---------- Material to process ----------

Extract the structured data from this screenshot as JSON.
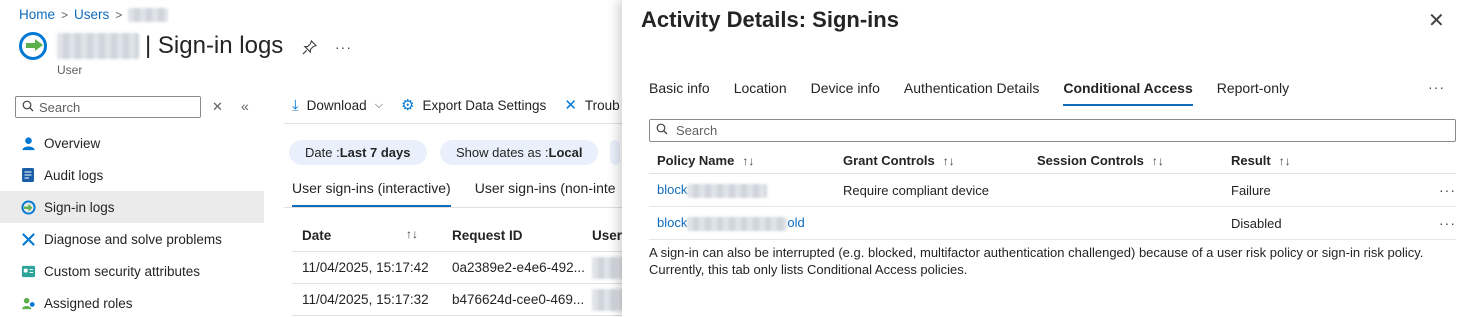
{
  "breadcrumb": {
    "home": "Home",
    "users": "Users"
  },
  "page": {
    "title": "| Sign-in logs",
    "subtitle": "User"
  },
  "left_search": {
    "placeholder": "Search"
  },
  "nav": [
    {
      "label": "Overview",
      "icon": "user-icon"
    },
    {
      "label": "Audit logs",
      "icon": "audit-log-icon"
    },
    {
      "label": "Sign-in logs",
      "icon": "signin-icon",
      "active": true
    },
    {
      "label": "Diagnose and solve problems",
      "icon": "wrench-icon"
    },
    {
      "label": "Custom security attributes",
      "icon": "attributes-icon"
    },
    {
      "label": "Assigned roles",
      "icon": "roles-icon"
    }
  ],
  "toolbar": {
    "download": "Download",
    "export": "Export Data Settings",
    "troubleshoot": "Troub"
  },
  "pills": {
    "date_label": "Date : ",
    "date_value": "Last 7 days",
    "show_label": "Show dates as : ",
    "show_value": "Local"
  },
  "sub_tabs": {
    "interactive": "User sign-ins (interactive)",
    "non_interactive": "User sign-ins (non-inte"
  },
  "grid": {
    "headers": {
      "date": "Date",
      "request_id": "Request ID",
      "user": "User"
    },
    "rows": [
      {
        "date": "11/04/2025, 15:17:42",
        "request_id": "0a2389e2-e4e6-492..."
      },
      {
        "date": "11/04/2025, 15:17:32",
        "request_id": "b476624d-cee0-469..."
      }
    ]
  },
  "pane": {
    "title": "Activity Details: Sign-ins",
    "tabs": [
      "Basic info",
      "Location",
      "Device info",
      "Authentication Details",
      "Conditional Access",
      "Report-only"
    ],
    "selected_tab": "Conditional Access",
    "search_placeholder": "Search",
    "table": {
      "headers": {
        "policy": "Policy Name",
        "grant": "Grant Controls",
        "session": "Session Controls",
        "result": "Result"
      },
      "rows": [
        {
          "policy_prefix": "block",
          "policy_suffix": "",
          "grant": "Require compliant device",
          "session": "",
          "result": "Failure"
        },
        {
          "policy_prefix": "block",
          "policy_suffix": "old",
          "grant": "",
          "session": "",
          "result": "Disabled"
        }
      ]
    },
    "note_line1": "A sign-in can also be interrupted (e.g. blocked, multifactor authentication challenged) because of a user risk policy or sign-in risk policy.",
    "note_line2": "Currently, this tab only lists Conditional Access policies."
  },
  "colors": {
    "accent": "#0f6cbd",
    "pill_bg": "#eaf0fb",
    "active_nav": "#ebebeb"
  }
}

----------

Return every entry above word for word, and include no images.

▸ Problem solution
Extract the structured data from this screenshot as JSON.
{
  "breadcrumb": {
    "home": "Home",
    "users": "Users"
  },
  "page": {
    "title": "| Sign-in logs",
    "subtitle": "User"
  },
  "left_search": {
    "placeholder": "Search"
  },
  "nav": [
    {
      "label": "Overview",
      "icon": "user-icon"
    },
    {
      "label": "Audit logs",
      "icon": "audit-log-icon"
    },
    {
      "label": "Sign-in logs",
      "icon": "signin-icon",
      "active": true
    },
    {
      "label": "Diagnose and solve problems",
      "icon": "wrench-icon"
    },
    {
      "label": "Custom security attributes",
      "icon": "attributes-icon"
    },
    {
      "label": "Assigned roles",
      "icon": "roles-icon"
    }
  ],
  "toolbar": {
    "download": "Download",
    "export": "Export Data Settings",
    "troubleshoot": "Troub"
  },
  "pills": {
    "date_label": "Date : ",
    "date_value": "Last 7 days",
    "show_label": "Show dates as : ",
    "show_value": "Local"
  },
  "sub_tabs": {
    "interactive": "User sign-ins (interactive)",
    "non_interactive": "User sign-ins (non-inte"
  },
  "grid": {
    "headers": {
      "date": "Date",
      "request_id": "Request ID",
      "user": "User"
    },
    "rows": [
      {
        "date": "11/04/2025, 15:17:42",
        "request_id": "0a2389e2-e4e6-492..."
      },
      {
        "date": "11/04/2025, 15:17:32",
        "request_id": "b476624d-cee0-469..."
      }
    ]
  },
  "pane": {
    "title": "Activity Details: Sign-ins",
    "tabs": [
      "Basic info",
      "Location",
      "Device info",
      "Authentication Details",
      "Conditional Access",
      "Report-only"
    ],
    "selected_tab": "Conditional Access",
    "search_placeholder": "Search",
    "table": {
      "headers": {
        "policy": "Policy Name",
        "grant": "Grant Controls",
        "session": "Session Controls",
        "result": "Result"
      },
      "rows": [
        {
          "policy_prefix": "block",
          "policy_suffix": "",
          "grant": "Require compliant device",
          "session": "",
          "result": "Failure"
        },
        {
          "policy_prefix": "block",
          "policy_suffix": "old",
          "grant": "",
          "session": "",
          "result": "Disabled"
        }
      ]
    },
    "note_line1": "A sign-in can also be interrupted (e.g. blocked, multifactor authentication challenged) because of a user risk policy or sign-in risk policy.",
    "note_line2": "Currently, this tab only lists Conditional Access policies."
  },
  "colors": {
    "accent": "#0f6cbd",
    "pill_bg": "#eaf0fb",
    "active_nav": "#ebebeb"
  }
}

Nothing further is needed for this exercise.